┌──
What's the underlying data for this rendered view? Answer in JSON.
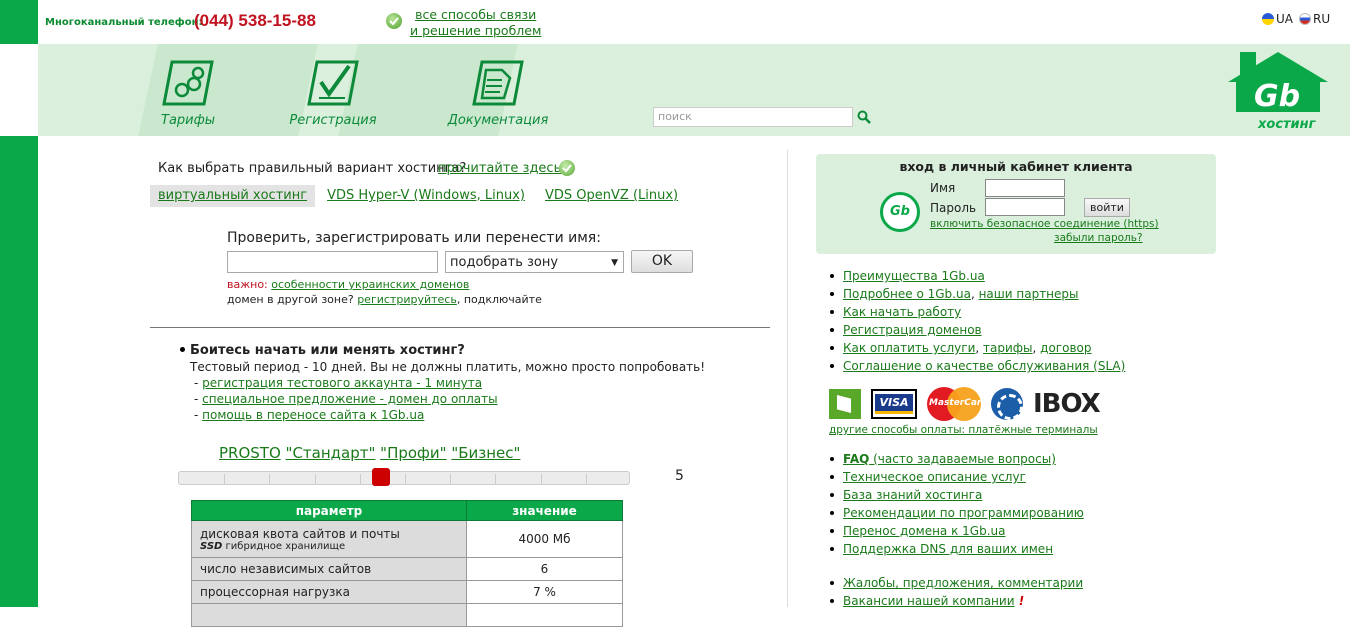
{
  "top": {
    "phone_label": "Многоканальный телефон:",
    "phone": "(044) 538-15-88",
    "contact_line1": "все способы связи",
    "contact_line2": "и решение проблем",
    "lang_ua": "UA",
    "lang_ru": "RU"
  },
  "nav": {
    "items": [
      {
        "label": "Тарифы",
        "icon": "tariffs-icon"
      },
      {
        "label": "Регистрация",
        "icon": "registration-icon"
      },
      {
        "label": "Документация",
        "icon": "documentation-icon"
      }
    ],
    "search_placeholder": "поиск",
    "logo_text": "Gb",
    "logo_sub": "хостинг"
  },
  "main": {
    "choose_question": "Как выбрать правильный вариант хостинга?",
    "choose_link": "прочитайте здесь",
    "tabs": [
      "виртуальный хостинг",
      "VDS Hyper-V (Windows, Linux)",
      "VDS OpenVZ (Linux)"
    ],
    "domain_title": "Проверить, зарегистрировать или перенести имя:",
    "zone_select": "подобрать зону",
    "ok_button": "OK",
    "important_label": "важно:",
    "important_link": "особенности украинских доменов",
    "other_zone_text": "домен в другой зоне?",
    "other_zone_link": "регистрируйтесь",
    "other_zone_tail": ", подключайте",
    "fear_title": "Боитесь начать или менять хостинг?",
    "fear_text": "Тестовый период - 10 дней. Вы не должны платить, можно просто попробовать!",
    "fear_links": [
      "регистрация тестового аккаунта - 1 минута",
      "специальное предложение - домен до оплаты",
      "помощь в переносе сайта к 1Gb.ua"
    ],
    "plans": [
      "PROSTO",
      "\"Стандарт\"",
      "\"Профи\"",
      "\"Бизнес\""
    ],
    "slider_value": "5",
    "slider_level": 5,
    "slider_steps": 10,
    "table": {
      "col_param": "параметр",
      "col_value": "значение",
      "rows": [
        {
          "param": "дисковая квота сайтов и почты",
          "ssd": "SSD",
          "ssd_text": "гибридное хранилище",
          "value": "4000 Мб"
        },
        {
          "param": "число независимых сайтов",
          "value": "6"
        },
        {
          "param": "процессорная нагрузка",
          "value": "7 %"
        }
      ]
    }
  },
  "login": {
    "title": "вход в личный кабинет клиента",
    "name_label": "Имя",
    "pass_label": "Пароль",
    "button": "войти",
    "secure_link": "включить безопасное соединение (https)",
    "forgot_link": "забыли пароль?",
    "logo": "Gb"
  },
  "sidebar": {
    "list1": [
      [
        {
          "t": "Преимущества 1Gb.ua",
          "l": true
        }
      ],
      [
        {
          "t": "Подробнее о 1Gb.ua",
          "l": true
        },
        {
          "t": ", ",
          "l": false
        },
        {
          "t": "наши партнеры",
          "l": true
        }
      ],
      [
        {
          "t": "Как начать работу",
          "l": true
        }
      ],
      [
        {
          "t": "Регистрация доменов",
          "l": true
        }
      ],
      [
        {
          "t": "Как оплатить услуги",
          "l": true
        },
        {
          "t": ", ",
          "l": false
        },
        {
          "t": "тарифы",
          "l": true
        },
        {
          "t": ", ",
          "l": false
        },
        {
          "t": "договор",
          "l": true
        }
      ],
      [
        {
          "t": "Соглашение о качестве обслуживания (SLA)",
          "l": true
        }
      ]
    ],
    "payments": {
      "visa": "VISA",
      "mastercard": "MasterCard",
      "ibox": "IBOX"
    },
    "payments_other": "другие способы оплаты: платёжные терминалы",
    "list2": [
      [
        {
          "t": "FAQ",
          "l": true,
          "b": true
        },
        {
          "t": " (часто задаваемые вопросы)",
          "l": true
        }
      ],
      [
        {
          "t": "Техническое описание услуг",
          "l": true
        }
      ],
      [
        {
          "t": "База знаний хостинга",
          "l": true
        }
      ],
      [
        {
          "t": "Рекомендации по программированию",
          "l": true
        }
      ],
      [
        {
          "t": "Перенос домена к 1Gb.ua",
          "l": true
        }
      ],
      [
        {
          "t": "Поддержка DNS для ваших имен",
          "l": true
        }
      ]
    ],
    "list3": [
      [
        {
          "t": "Жалобы, предложения, комментарии",
          "l": true
        }
      ],
      [
        {
          "t": "Вакансии нашей компании",
          "l": true
        },
        {
          "t": " !",
          "l": false,
          "x": true
        }
      ]
    ]
  }
}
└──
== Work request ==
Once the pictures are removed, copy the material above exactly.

== Output of the task ==
What's the underlying data for this rendered view? Answer in JSON.
{
  "top": {
    "phone_label": "Многоканальный телефон:",
    "phone": "(044) 538-15-88",
    "contact_line1": "все способы связи",
    "contact_line2": "и решение проблем",
    "lang_ua": "UA",
    "lang_ru": "RU"
  },
  "nav": {
    "items": [
      {
        "label": "Тарифы",
        "icon": "tariffs-icon"
      },
      {
        "label": "Регистрация",
        "icon": "registration-icon"
      },
      {
        "label": "Документация",
        "icon": "documentation-icon"
      }
    ],
    "search_placeholder": "поиск",
    "logo_text": "Gb",
    "logo_sub": "хостинг"
  },
  "main": {
    "choose_question": "Как выбрать правильный вариант хостинга?",
    "choose_link": "прочитайте здесь",
    "tabs": [
      "виртуальный хостинг",
      "VDS Hyper-V (Windows, Linux)",
      "VDS OpenVZ (Linux)"
    ],
    "domain_title": "Проверить, зарегистрировать или перенести имя:",
    "zone_select": "подобрать зону",
    "ok_button": "OK",
    "important_label": "важно:",
    "important_link": "особенности украинских доменов",
    "other_zone_text": "домен в другой зоне?",
    "other_zone_link": "регистрируйтесь",
    "other_zone_tail": ", подключайте",
    "fear_title": "Боитесь начать или менять хостинг?",
    "fear_text": "Тестовый период - 10 дней. Вы не должны платить, можно просто попробовать!",
    "fear_links": [
      "регистрация тестового аккаунта - 1 минута",
      "специальное предложение - домен до оплаты",
      "помощь в переносе сайта к 1Gb.ua"
    ],
    "plans": [
      "PROSTO",
      "\"Стандарт\"",
      "\"Профи\"",
      "\"Бизнес\""
    ],
    "slider_value": "5",
    "slider_level": 5,
    "slider_steps": 10,
    "table": {
      "col_param": "параметр",
      "col_value": "значение",
      "rows": [
        {
          "param": "дисковая квота сайтов и почты",
          "ssd": "SSD",
          "ssd_text": "гибридное хранилище",
          "value": "4000 Мб"
        },
        {
          "param": "число независимых сайтов",
          "value": "6"
        },
        {
          "param": "процессорная нагрузка",
          "value": "7 %"
        }
      ]
    }
  },
  "login": {
    "title": "вход в личный кабинет клиента",
    "name_label": "Имя",
    "pass_label": "Пароль",
    "button": "войти",
    "secure_link": "включить безопасное соединение (https)",
    "forgot_link": "забыли пароль?",
    "logo": "Gb"
  },
  "sidebar": {
    "list1": [
      [
        {
          "t": "Преимущества 1Gb.ua",
          "l": true
        }
      ],
      [
        {
          "t": "Подробнее о 1Gb.ua",
          "l": true
        },
        {
          "t": ", ",
          "l": false
        },
        {
          "t": "наши партнеры",
          "l": true
        }
      ],
      [
        {
          "t": "Как начать работу",
          "l": true
        }
      ],
      [
        {
          "t": "Регистрация доменов",
          "l": true
        }
      ],
      [
        {
          "t": "Как оплатить услуги",
          "l": true
        },
        {
          "t": ", ",
          "l": false
        },
        {
          "t": "тарифы",
          "l": true
        },
        {
          "t": ", ",
          "l": false
        },
        {
          "t": "договор",
          "l": true
        }
      ],
      [
        {
          "t": "Соглашение о качестве обслуживания (SLA)",
          "l": true
        }
      ]
    ],
    "payments": {
      "visa": "VISA",
      "mastercard": "MasterCard",
      "ibox": "IBOX"
    },
    "payments_other": "другие способы оплаты: платёжные терминалы",
    "list2": [
      [
        {
          "t": "FAQ",
          "l": true,
          "b": true
        },
        {
          "t": " (часто задаваемые вопросы)",
          "l": true
        }
      ],
      [
        {
          "t": "Техническое описание услуг",
          "l": true
        }
      ],
      [
        {
          "t": "База знаний хостинга",
          "l": true
        }
      ],
      [
        {
          "t": "Рекомендации по программированию",
          "l": true
        }
      ],
      [
        {
          "t": "Перенос домена к 1Gb.ua",
          "l": true
        }
      ],
      [
        {
          "t": "Поддержка DNS для ваших имен",
          "l": true
        }
      ]
    ],
    "list3": [
      [
        {
          "t": "Жалобы, предложения, комментарии",
          "l": true
        }
      ],
      [
        {
          "t": "Вакансии нашей компании",
          "l": true
        },
        {
          "t": " !",
          "l": false,
          "x": true
        }
      ]
    ]
  }
}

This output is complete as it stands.